The organ of Fire is the Heart. The Yellow Emperor describes the Heart “like the minister of the monarch who excels through insight and understanding… it is the root of life and causes versatility of spiritual faculties”. The Heart governs and circulates the Blood and also houses the Mind, or Shen. The Shen encompasses all mental-emotional activity, thinking, feeling, imagination, memory and is the source of self-awareness.

It is no coincidence that we speak of the Heart as a place of emotion. When we feel anxious, we often feel palpitations, when we are in love a fluttering in our hearts. Our hearts feel full with love, broken hearted when we suffer loss. The Heart is the organ of love and affection – the giver and receiver of love. The root emotion of Fire is joy. The Fire element is one of open communication and enjoyment of social activities.

As the Heart houses the Shen, it will be involved in most psychological issues. When the Fire element is imbalanced, emotional and psychological problems can occur. Fire can blaze out of control or can burn out. Fire may not burn hot enough or be doused out.

Here is a checklist of typical Fire prsonality traits. The beginning of the list represents a healthy, balanced Fire element. You can see as the list progresses how Fire can become imbalanced or out of control. How fiery are you?

I am empathetic towards others
I am enthusiastic
I laugh loudly and often
I am talkative
I enjoy emotional intimacy
I am optimistic
I can get over-excited
I talk too much
I wear my emotions on my sleeve
I care what others think about me
I am easily hurt by others
I can be absentminded and scatter-brained
I need lots of support and praise
I lack excitement and enthusiasm
I can be self-centred and selfish
I tend to be apathetic and despondent
I have poor self-image and low self-esteem
I may lack compassion for myself and others
I am often anxious
I suffer with insomnia
I can become hysterical
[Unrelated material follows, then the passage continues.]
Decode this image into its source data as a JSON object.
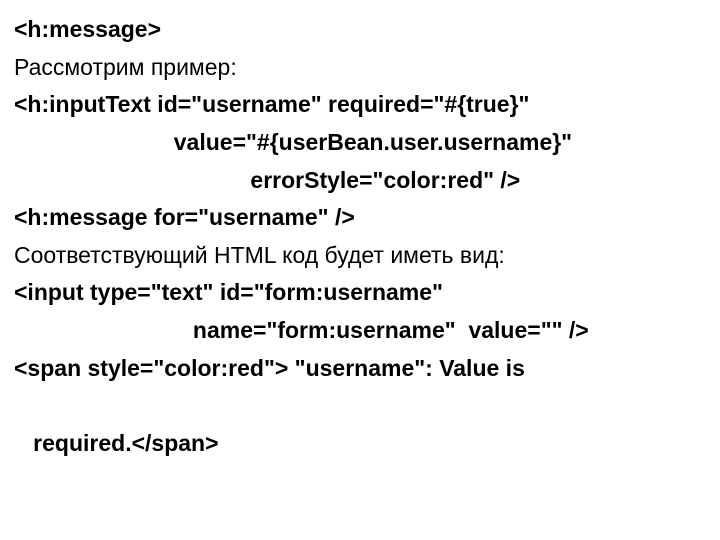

Here are some physical signs and symptoms of a Fire imbalance:

Red, blotchy complexion / ashen complexion
Tendency to blush
Tongue problems – ulcers, swelling, etc
Cold hands and feet / poor circulation
Varicose veins
Dizziness and fainting spells
Skin eruptions
Rapid or irregular heartbeat
Palpitations especially when anxious
Sleep disturbances – insomnia, vivid / disturbing dreams
Speech problems – slurring, stuttering


If you suffer with any of the above symptoms or feel your Fire element tipping out of balance, an acupuncturist can help to bring you back into harmony. You can help yourself at home using the following essential oils: Jasmine, Lavender, Melissa, Neroli, Palmarosa, Rose, Rosemary, Spikenard, Ylang Ylang. Fire and the Heart respond well to floral fragrances in particular – the scents of love and joy.